Review Essay

Digitizing Dolley, and Eliza and Harriott Pinckney

Mary Carroll Johansen


Edited by Sean P. Harvey and Lucia McMahon

Paul W. Mapp

Dangerous Guests: Enemy Captives and Revolutionary Communities during the War for Independence by Ken Miller (review)

Friederike Baer

The Royalist Revolution: Monarchy and the American Founding by Eric Nelson (review)

Robert W. T. Martin

Founders as Fathers: The Private Lives and Politics of the American Revolutionariesby Lorri Glover (review)

Charlene Boyer Lewis

Robert Morris’s Folly: The Architectural and Financial Failures of an American Founder by Ryan K. Smith (review)

Gabrielle M. Lanier

Ingenious Machinists: Two Inventive Lives from the American Industrial Revolutionby Anthony J. Connors (review)

Robert Martello

Era of Experimentation: American Political Practices in the Early Republic by Daniel Peart (review)

Andrew Shankman

Parading Patriotism: Independence Day Celebrations in the Urban Midwest, 1826–1876 by Adam Criblez (review)

Kelly Wenig

Gender and Race in Antebellum Popular Culture by Sarah N. Roth (review)

Holly M. Kent

The Weston Sisters: An American Abolitionist Family by Lee V. Chambers (review)

Beth A. Salerno

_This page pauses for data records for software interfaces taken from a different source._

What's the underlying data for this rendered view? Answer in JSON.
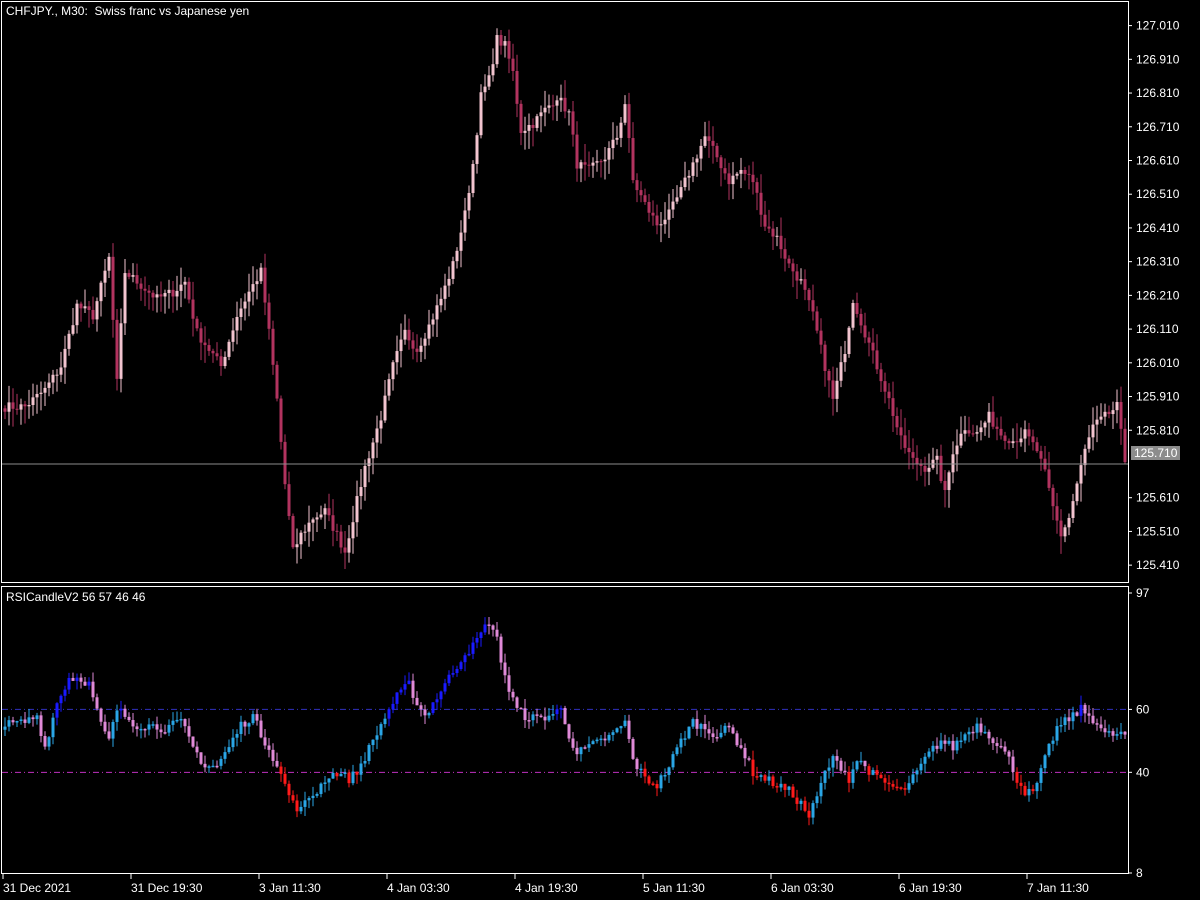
{
  "window": {
    "symbol_label": "CHFJPY., M30:  Swiss franc vs Japanese yen",
    "indicator_label": "RSICandleV2 56 57 46 46",
    "current_price": "125.710",
    "current_price_value": 125.71
  },
  "colors": {
    "background": "#000000",
    "frame": "#ffffff",
    "bull_price": "#f2c4cf",
    "bear_price": "#b2335f",
    "price_line": "#8c8c8c",
    "price_tag_bg": "#8c8c8c",
    "rsi_strong_up": "#1a1aff",
    "rsi_up": "#2aa6e6",
    "rsi_down": "#e08ad8",
    "rsi_strong_down": "#ff1a1a",
    "level_upper": "#3030c0",
    "level_lower": "#c030c0"
  },
  "time_axis": [
    "31 Dec 2021",
    "31 Dec 19:30",
    "3 Jan 11:30",
    "4 Jan 03:30",
    "4 Jan 19:30",
    "5 Jan 11:30",
    "6 Jan 03:30",
    "6 Jan 19:30",
    "7 Jan 11:30"
  ],
  "chart_data": [
    {
      "type": "candlestick",
      "title": "CHFJPY., M30:  Swiss franc vs Japanese yen",
      "y_ticks": [
        "127.010",
        "126.910",
        "126.810",
        "126.710",
        "126.610",
        "126.510",
        "126.410",
        "126.310",
        "126.210",
        "126.110",
        "126.010",
        "125.910",
        "125.810",
        "125.610",
        "125.510",
        "125.410"
      ],
      "ylim": [
        125.36,
        127.08
      ],
      "x_ticks": [
        "31 Dec 2021",
        "31 Dec 19:30",
        "3 Jan 11:30",
        "4 Jan 03:30",
        "4 Jan 19:30",
        "5 Jan 11:30",
        "6 Jan 03:30",
        "6 Jan 19:30",
        "7 Jan 11:30"
      ],
      "close_anchors": [
        [
          0,
          125.88
        ],
        [
          5,
          125.88
        ],
        [
          10,
          125.93
        ],
        [
          14,
          126.0
        ],
        [
          18,
          126.18
        ],
        [
          22,
          126.15
        ],
        [
          26,
          126.32
        ],
        [
          28,
          125.95
        ],
        [
          30,
          126.28
        ],
        [
          33,
          126.25
        ],
        [
          38,
          126.2
        ],
        [
          42,
          126.22
        ],
        [
          45,
          126.25
        ],
        [
          48,
          126.1
        ],
        [
          51,
          126.05
        ],
        [
          54,
          126.0
        ],
        [
          58,
          126.15
        ],
        [
          61,
          126.22
        ],
        [
          64,
          126.28
        ],
        [
          66,
          126.1
        ],
        [
          68,
          125.9
        ],
        [
          70,
          125.65
        ],
        [
          72,
          125.45
        ],
        [
          74,
          125.5
        ],
        [
          77,
          125.55
        ],
        [
          80,
          125.57
        ],
        [
          83,
          125.5
        ],
        [
          85,
          125.45
        ],
        [
          87,
          125.55
        ],
        [
          90,
          125.7
        ],
        [
          94,
          125.85
        ],
        [
          97,
          126.0
        ],
        [
          100,
          126.1
        ],
        [
          103,
          126.05
        ],
        [
          106,
          126.12
        ],
        [
          109,
          126.2
        ],
        [
          112,
          126.3
        ],
        [
          115,
          126.45
        ],
        [
          117,
          126.6
        ],
        [
          119,
          126.8
        ],
        [
          121,
          126.85
        ],
        [
          123,
          126.97
        ],
        [
          125,
          126.95
        ],
        [
          127,
          126.87
        ],
        [
          129,
          126.7
        ],
        [
          132,
          126.72
        ],
        [
          135,
          126.76
        ],
        [
          138,
          126.8
        ],
        [
          141,
          126.75
        ],
        [
          143,
          126.6
        ],
        [
          146,
          126.58
        ],
        [
          150,
          126.62
        ],
        [
          153,
          126.68
        ],
        [
          155,
          126.78
        ],
        [
          157,
          126.55
        ],
        [
          160,
          126.48
        ],
        [
          163,
          126.42
        ],
        [
          166,
          126.45
        ],
        [
          169,
          126.52
        ],
        [
          172,
          126.6
        ],
        [
          175,
          126.68
        ],
        [
          178,
          126.62
        ],
        [
          181,
          126.55
        ],
        [
          184,
          126.58
        ],
        [
          187,
          126.55
        ],
        [
          190,
          126.42
        ],
        [
          193,
          126.38
        ],
        [
          196,
          126.3
        ],
        [
          199,
          126.25
        ],
        [
          202,
          126.15
        ],
        [
          205,
          126.0
        ],
        [
          207,
          125.9
        ],
        [
          210,
          126.05
        ],
        [
          212,
          126.2
        ],
        [
          215,
          126.1
        ],
        [
          218,
          126.0
        ],
        [
          221,
          125.9
        ],
        [
          224,
          125.78
        ],
        [
          227,
          125.72
        ],
        [
          230,
          125.7
        ],
        [
          233,
          125.72
        ],
        [
          235,
          125.62
        ],
        [
          237,
          125.75
        ],
        [
          240,
          125.82
        ],
        [
          243,
          125.8
        ],
        [
          246,
          125.85
        ],
        [
          249,
          125.8
        ],
        [
          252,
          125.78
        ],
        [
          255,
          125.8
        ],
        [
          258,
          125.75
        ],
        [
          260,
          125.68
        ],
        [
          262,
          125.58
        ],
        [
          264,
          125.5
        ],
        [
          266,
          125.55
        ],
        [
          268,
          125.65
        ],
        [
          270,
          125.75
        ],
        [
          272,
          125.82
        ],
        [
          275,
          125.85
        ],
        [
          278,
          125.88
        ],
        [
          280,
          125.72
        ]
      ]
    },
    {
      "type": "colored_bar",
      "title": "RSICandleV2 56 57 46 46",
      "y_ticks": [
        "97",
        "60",
        "40",
        "8"
      ],
      "ylim": [
        8,
        97
      ],
      "levels": [
        60,
        40
      ],
      "close_anchors": [
        [
          0,
          55
        ],
        [
          5,
          56
        ],
        [
          8,
          58
        ],
        [
          10,
          48
        ],
        [
          13,
          62
        ],
        [
          16,
          70
        ],
        [
          19,
          70
        ],
        [
          21,
          68
        ],
        [
          24,
          55
        ],
        [
          26,
          50
        ],
        [
          28,
          60
        ],
        [
          30,
          58
        ],
        [
          33,
          55
        ],
        [
          36,
          55
        ],
        [
          40,
          54
        ],
        [
          44,
          56
        ],
        [
          47,
          48
        ],
        [
          50,
          42
        ],
        [
          53,
          42
        ],
        [
          56,
          48
        ],
        [
          59,
          55
        ],
        [
          62,
          58
        ],
        [
          64,
          52
        ],
        [
          66,
          48
        ],
        [
          68,
          42
        ],
        [
          70,
          36
        ],
        [
          72,
          30
        ],
        [
          74,
          28
        ],
        [
          76,
          32
        ],
        [
          78,
          34
        ],
        [
          80,
          38
        ],
        [
          83,
          40
        ],
        [
          86,
          38
        ],
        [
          88,
          40
        ],
        [
          90,
          45
        ],
        [
          92,
          50
        ],
        [
          94,
          55
        ],
        [
          96,
          60
        ],
        [
          98,
          64
        ],
        [
          101,
          68
        ],
        [
          103,
          62
        ],
        [
          105,
          58
        ],
        [
          107,
          62
        ],
        [
          109,
          66
        ],
        [
          111,
          70
        ],
        [
          113,
          74
        ],
        [
          115,
          78
        ],
        [
          117,
          80
        ],
        [
          119,
          84
        ],
        [
          121,
          88
        ],
        [
          123,
          82
        ],
        [
          124,
          76
        ],
        [
          126,
          66
        ],
        [
          128,
          60
        ],
        [
          130,
          58
        ],
        [
          133,
          57
        ],
        [
          136,
          58
        ],
        [
          139,
          60
        ],
        [
          141,
          52
        ],
        [
          143,
          46
        ],
        [
          146,
          48
        ],
        [
          149,
          50
        ],
        [
          152,
          52
        ],
        [
          155,
          56
        ],
        [
          157,
          44
        ],
        [
          160,
          38
        ],
        [
          163,
          36
        ],
        [
          166,
          42
        ],
        [
          169,
          50
        ],
        [
          172,
          56
        ],
        [
          175,
          54
        ],
        [
          178,
          52
        ],
        [
          181,
          54
        ],
        [
          184,
          48
        ],
        [
          187,
          40
        ],
        [
          190,
          38
        ],
        [
          193,
          36
        ],
        [
          196,
          34
        ],
        [
          199,
          30
        ],
        [
          201,
          26
        ],
        [
          203,
          32
        ],
        [
          205,
          40
        ],
        [
          207,
          44
        ],
        [
          209,
          42
        ],
        [
          211,
          38
        ],
        [
          213,
          44
        ],
        [
          215,
          42
        ],
        [
          218,
          38
        ],
        [
          221,
          36
        ],
        [
          224,
          34
        ],
        [
          226,
          36
        ],
        [
          228,
          40
        ],
        [
          231,
          46
        ],
        [
          234,
          50
        ],
        [
          237,
          48
        ],
        [
          240,
          52
        ],
        [
          243,
          55
        ],
        [
          246,
          52
        ],
        [
          249,
          48
        ],
        [
          251,
          44
        ],
        [
          253,
          38
        ],
        [
          255,
          34
        ],
        [
          257,
          33
        ],
        [
          259,
          40
        ],
        [
          261,
          48
        ],
        [
          263,
          54
        ],
        [
          265,
          56
        ],
        [
          267,
          58
        ],
        [
          269,
          60
        ],
        [
          271,
          58
        ],
        [
          273,
          56
        ],
        [
          275,
          52
        ]
      ]
    }
  ]
}
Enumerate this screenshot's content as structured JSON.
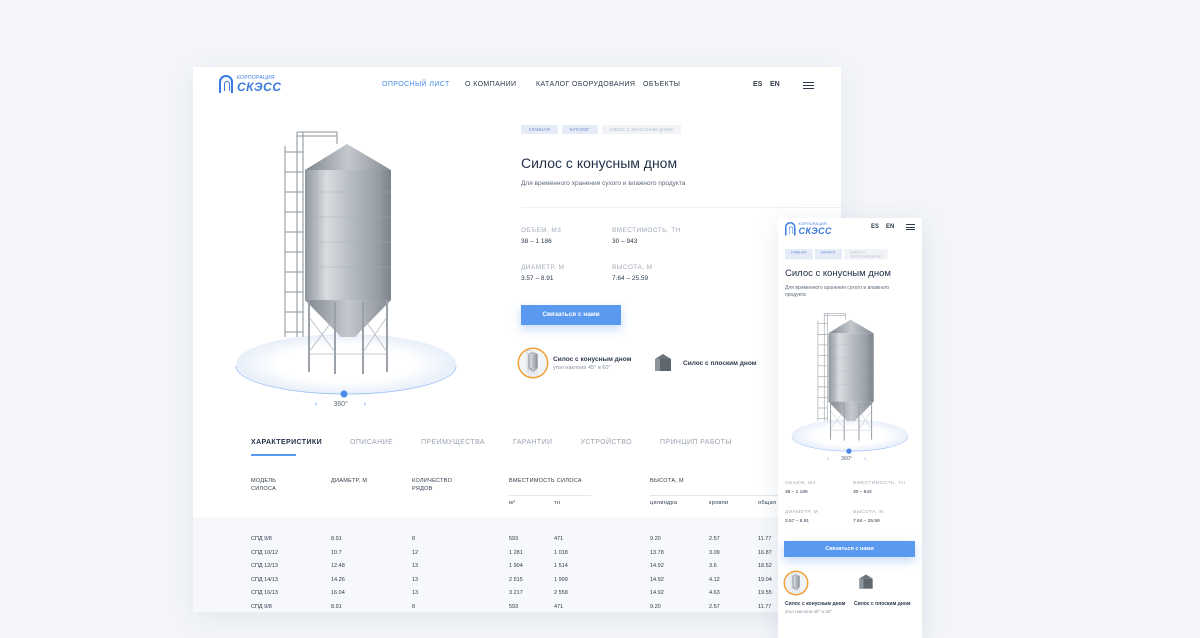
{
  "brand": {
    "line1": "КОРПОРАЦИЯ",
    "line2": "СКЭСС",
    "color": "#3b7ae0"
  },
  "nav": [
    {
      "label": "ОПРОСНЫЙ ЛИСТ",
      "active": true
    },
    {
      "label": "О КОМПАНИИ",
      "active": false
    },
    {
      "label": "КАТАЛОГ ОБОРУДОВАНИЯ",
      "active": false
    },
    {
      "label": "ОБЪЕКТЫ",
      "active": false
    }
  ],
  "languages": [
    "ES",
    "EN"
  ],
  "breadcrumbs": [
    "ГЛАВНАЯ",
    "КАТАЛОГ",
    "СИЛОС С КОНУСНЫМ ДНОМ"
  ],
  "product": {
    "title": "Силос с конусным дном",
    "subtitle": "Для временного хранения сухого и влажного продукта",
    "specs": [
      {
        "label": "ОБЪЕМ, М3",
        "value": "38 – 1 186"
      },
      {
        "label": "ВМЕСТИМОСТЬ, ТН",
        "value": "30 – 943"
      },
      {
        "label": "ДИАМЕТР, М",
        "value": "3.57 – 8.91"
      },
      {
        "label": "ВЫСОТА, М",
        "value": "7.64 – 25.59"
      }
    ],
    "cta": "Связаться с нами",
    "rotation": "360°",
    "variants": [
      {
        "title": "Силос с конусным дном",
        "sub": "угол наклона 45° и 60°",
        "selected": true
      },
      {
        "title": "Силос с плоским дном",
        "sub": "",
        "selected": false
      }
    ]
  },
  "mobile_variants": [
    {
      "title": "Силос с конусным дном",
      "sub": "угол наклона 45° и 60°"
    },
    {
      "title": "Силос с плоским дном",
      "sub": ""
    }
  ],
  "tabs": [
    {
      "label": "ХАРАКТЕРИСТИКИ",
      "active": true
    },
    {
      "label": "ОПИСАНИЕ",
      "active": false
    },
    {
      "label": "ПРЕИМУЩЕСТВА",
      "active": false
    },
    {
      "label": "ГАРАНТИИ",
      "active": false
    },
    {
      "label": "УСТРОЙСТВО",
      "active": false
    },
    {
      "label": "ПРИНЦИП РАБОТЫ",
      "active": false
    }
  ],
  "table": {
    "head": {
      "model": "МОДЕЛЬ\nСИЛОСА",
      "diameter": "ДИАМЕТР, М",
      "rows": "КОЛИЧЕСТВО\nРЯДОВ",
      "capacity": "ВМЕСТИМОСТЬ СИЛОСА",
      "height": "ВЫСОТА, М",
      "sub": [
        "м³",
        "тн",
        "цилиндра",
        "кровли",
        "общая"
      ]
    },
    "rows": [
      [
        "СПД 9/8",
        "8.91",
        "8",
        "593",
        "471",
        "9.20",
        "2.57",
        "11.77"
      ],
      [
        "СПД 10/12",
        "10.7",
        "12",
        "1 281",
        "1 018",
        "13.78",
        "3.09",
        "16.87"
      ],
      [
        "СПД 12/13",
        "12.48",
        "13",
        "1 904",
        "1 514",
        "14.92",
        "3.6",
        "18.52"
      ],
      [
        "СПД 14/13",
        "14.26",
        "13",
        "2 515",
        "1 999",
        "14.92",
        "4.12",
        "19.04"
      ],
      [
        "СПД 16/13",
        "16.04",
        "13",
        "3 217",
        "2 558",
        "14.92",
        "4.63",
        "19.55"
      ],
      [
        "СПД 9/8",
        "8.91",
        "8",
        "593",
        "471",
        "9.20",
        "2.57",
        "11.77"
      ]
    ]
  },
  "colors": {
    "accent": "#5a99f0",
    "selected_ring": "#f2a13a",
    "text": "#2d3a4b"
  }
}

The Heathen School: A Story of Hope and Betrayal in the Age of the Early Republicby John Demos (review)

Kariann Akemi Yokota

Freedom Papers: An Atlantic Odyssey in the Age of Emancipation by Rebecca J. Scott and Jean M. Hébrard (review)

Christopher Hodson